Jumping jacks. Begin by standing with your legs straight and your arms to your sides. Jump up and spread your feet beyond hip-width apart while bringing your arms above your head, nearly touching. Jump again, lowering your arms and bringing your legs together. Return to your starting position.
High knee steps. Start standing straight and tall. Stand with your feet hip-width apart. Lift up your left knee to your chest. Switch to lift your right knee to your chest. Continue the movement, alternating legs and moving at a walking or jogging pace.
Plank. Lie on the floor face down. Get into plank position with your elbows on the ground right underneath your shoulders and your feet hip-width apart. Lift your body off the floor, making sure your back is flat and your head and neck are in a neutral position (look at the floor). Rather than just hovering over the ground, press your elbows and feet into the floor, squeeze your chest muscles, quads, glutes, and core. To modify, try this plank with your knees on the ground instead of your toes.
Lunges. Stand up straight with your feet shoulder-width apart. Your hands can stay by the side of your body or on your hips. Take a wide step forward with your right leg, putting most of your body weight into your heel. Lower your body toward the floor by bending both knees at the same time. Protect your knees by making sure your knee stays over the foot, not in front of it, then repeat on the other side.
Squats. Stand with your head facing forward and your chest held up and out. Place your feet slightly wider than hip-width apart. Extend your hands straight out in front of you to help keep your balance. You can also bend the elbows or clasp the fingers. Keeping your weight on your heels, sit back and down like you're sitting into an imaginary chair. Keep your head facing forward as your upper body bends forward. If your range of motion permits, lower yourself down so your thighs are as parallel to the floor as possible, with your knees over your ankles. Keep your body tight as you push through your heels to bring yourself back to the starting position.
Calf raises. Stand on a flat surface with your toes pointed straight ahead. Lift your heels off the floor to flex your calf muscle. Pause for moment, then slowly return to the floor.
Side lunges. Start with your feet wider than shoulder width and your toes pointed forward. Shift your body weight to the heel of one leg, bending the knee until it reaches a 90-degree angle and the other leg is straight. Make sure your bent knee stays over your foot, which means you’ll have to stick out your butt. Return to the center and switch sides.
Push-ups. Get down on all fours, placing your hands slightly wider than your shoulders. Straighten your arms and legs. Lower your body until your chest nearly touches the floor. Pause, then push yourself back up. Repeat. Push-ups can also be performed from your knees to decrease stress on your joints. Still nervous to try a push-up? Start against the wall. You’ve got this!

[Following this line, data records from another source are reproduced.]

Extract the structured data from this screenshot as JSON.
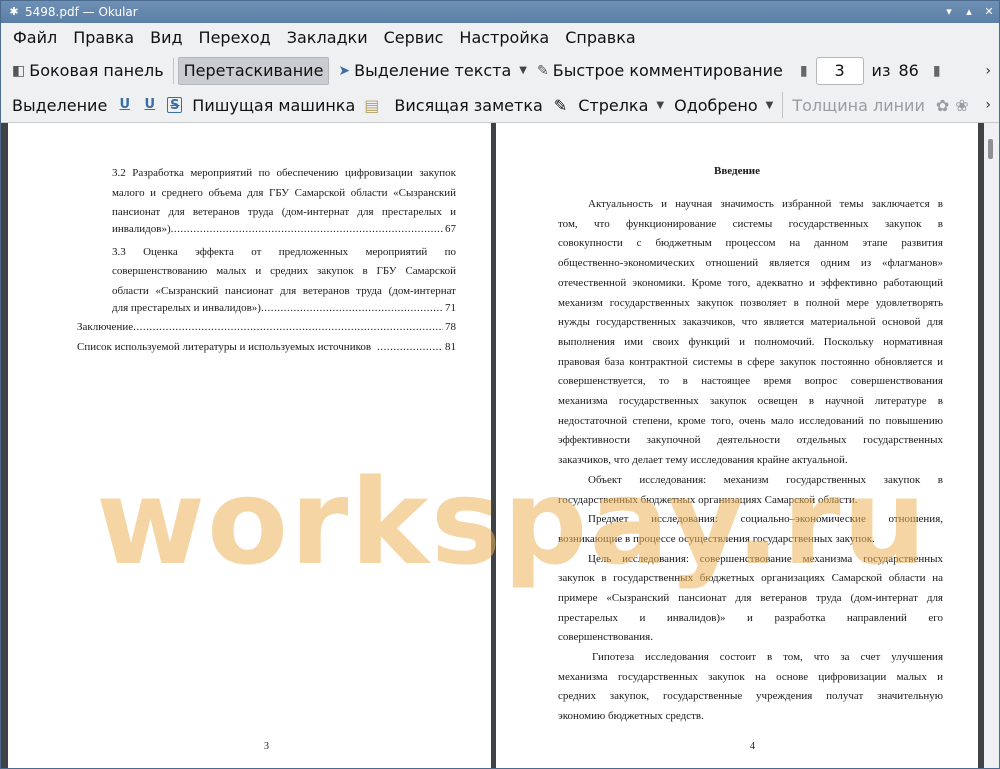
{
  "window": {
    "title": "5498.pdf  — Okular"
  },
  "menu": [
    "Файл",
    "Правка",
    "Вид",
    "Переход",
    "Закладки",
    "Сервис",
    "Настройка",
    "Справка"
  ],
  "toolbar1": {
    "sidebar": "Боковая панель",
    "drag": "Перетаскивание",
    "text_select": "Выделение текста",
    "quick_comment": "Быстрое комментирование",
    "page_current": "3",
    "page_of": "из",
    "page_total": "86"
  },
  "toolbar2": {
    "highlight": "Выделение",
    "typewriter": "Пишущая машинка",
    "note": "Висящая заметка",
    "arrow": "Стрелка",
    "approved": "Одобрено",
    "line_width": "Толщина линии"
  },
  "left_page": {
    "toc_32_lines": [
      "3.2 Разработка мероприятий по обеспечению цифровизации закупок",
      "малого и среднего объема для ГБУ Самарской области «Сызранский",
      "пансионат для ветеранов труда (дом-интернат для престарелых и"
    ],
    "toc_32_last": "инвалидов»)",
    "toc_32_page": "67",
    "toc_33_lines": [
      "3.3 Оценка эффекта от предложенных мероприятий по",
      "совершенствованию малых и средних закупок в ГБУ Самарской",
      "области «Сызранский пансионат для ветеранов труда (дом-интернат"
    ],
    "toc_33_last": "для престарелых и инвалидов»)",
    "toc_33_page": "71",
    "conclusion": "Заключение",
    "conclusion_page": "78",
    "references": "Список используемой литературы и используемых источников",
    "references_page": "81",
    "page_number": "3"
  },
  "right_page": {
    "heading": "Введение",
    "p1": [
      "Актуальность и научная значимость избранной темы заключается в",
      "том, что функционирование системы государственных закупок в",
      "совокупности с бюджетным процессом на данном этапе развития",
      "общественно-экономических отношений является одним из «флагманов»",
      "отечественной экономики. Кроме того, адекватно и эффективно работающий",
      "механизм государственных закупок позволяет в полной мере удовлетворять",
      "нужды государственных заказчиков, что является материальной основой для",
      "выполнения ими своих функций и полномочий. Поскольку нормативная",
      "правовая база контрактной системы в сфере закупок постоянно обновляется и",
      "совершенствуется, то в настоящее время вопрос совершенствования",
      "механизма государственных закупок освещен в научной литературе в",
      "недостаточной степени, кроме того, очень мало исследований по повышению",
      "эффективности закупочной деятельности отдельных государственных",
      "заказчиков, что делает тему исследования крайне актуальной."
    ],
    "p2": [
      "Объект исследования: механизм государственных закупок в",
      "государственных бюджетных организациях Самарской области."
    ],
    "p3": [
      "Предмет исследования: социально–экономические отношения,",
      "возникающие в процессе осуществления государственных закупок."
    ],
    "p4": [
      "Цель исследования: совершенствование механизма государственных",
      "закупок в государственных бюджетных организациях Самарской области на",
      "примере «Сызранский пансионат для ветеранов труда (дом-интернат для",
      "престарелых и инвалидов)» и разработка направлений его",
      "совершенствования."
    ],
    "p5": [
      "Гипотеза исследования состоит в том, что за счет улучшения",
      "механизма государственных закупок на основе цифровизации малых и",
      "средних закупок, государственные учреждения получат значительную",
      "экономию бюджетных средств."
    ],
    "page_number": "4"
  },
  "watermark": "workspay.ru"
}
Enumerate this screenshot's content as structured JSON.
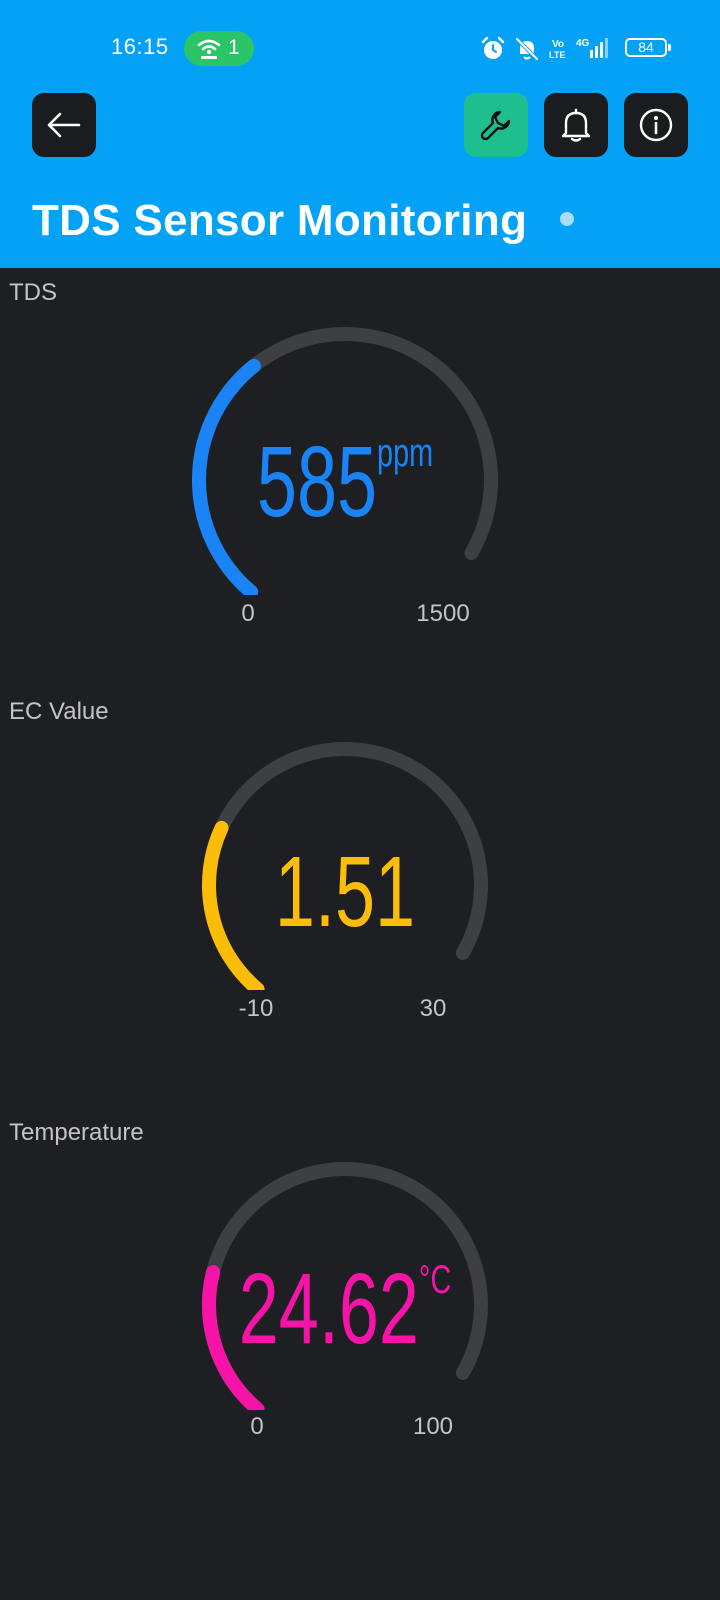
{
  "status_bar": {
    "time": "16:15",
    "hotspot_count": "1",
    "hotspot_color": "#2bc466",
    "icons": [
      "alarm-icon",
      "bell-off-icon",
      "volte-icon",
      "4g-signal-icon"
    ],
    "volte_text": "Vo\nLTE",
    "network_text": "4G",
    "battery": "84"
  },
  "header": {
    "background": "#03a2f7",
    "title": "TDS Sensor Monitoring",
    "buttons": {
      "back": "back-arrow-icon",
      "settings": "wrench-icon",
      "notifications": "bell-icon",
      "info": "info-icon"
    }
  },
  "gauges": [
    {
      "label": "TDS",
      "value": "585",
      "unit": "ppm",
      "min": "0",
      "max": "1500",
      "numeric_value": 585,
      "numeric_min": 0,
      "numeric_max": 1500,
      "color": "#1a83f6"
    },
    {
      "label": "EC Value",
      "value": "1.51",
      "unit": "",
      "min": "-10",
      "max": "30",
      "numeric_value": 1.51,
      "numeric_min": -10,
      "numeric_max": 30,
      "color": "#fbbd08"
    },
    {
      "label": "Temperature",
      "value": "24.62",
      "unit": "°C",
      "min": "0",
      "max": "100",
      "numeric_value": 24.62,
      "numeric_min": 0,
      "numeric_max": 100,
      "color": "#f614a8"
    }
  ]
}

Burpee. Stand with your feet shoulder-width apart, weight in your heels, and your arms at your sides. Push your hips back, bend your knees, and lower your body into a squat. Place your hands on the floor directly in front of and just inside your feet. Shift your weight onto your hands. Jump your feet back to softly land on the balls of your feet in a plank position. Your body should form a straight line from your head to heels. Be careful not to let your back sag or your butt stick up in the air, as both can keep you from effectively working your core. Jump your feet back so they land just outside of your hands. Reach your arms over your head and explosively jump up into the air. Land and immediately lower back into a squat for your next rep. These can be modified by placing your hands on a bench or chair rather than the floor and/or by stepping with your feet rather than jumping.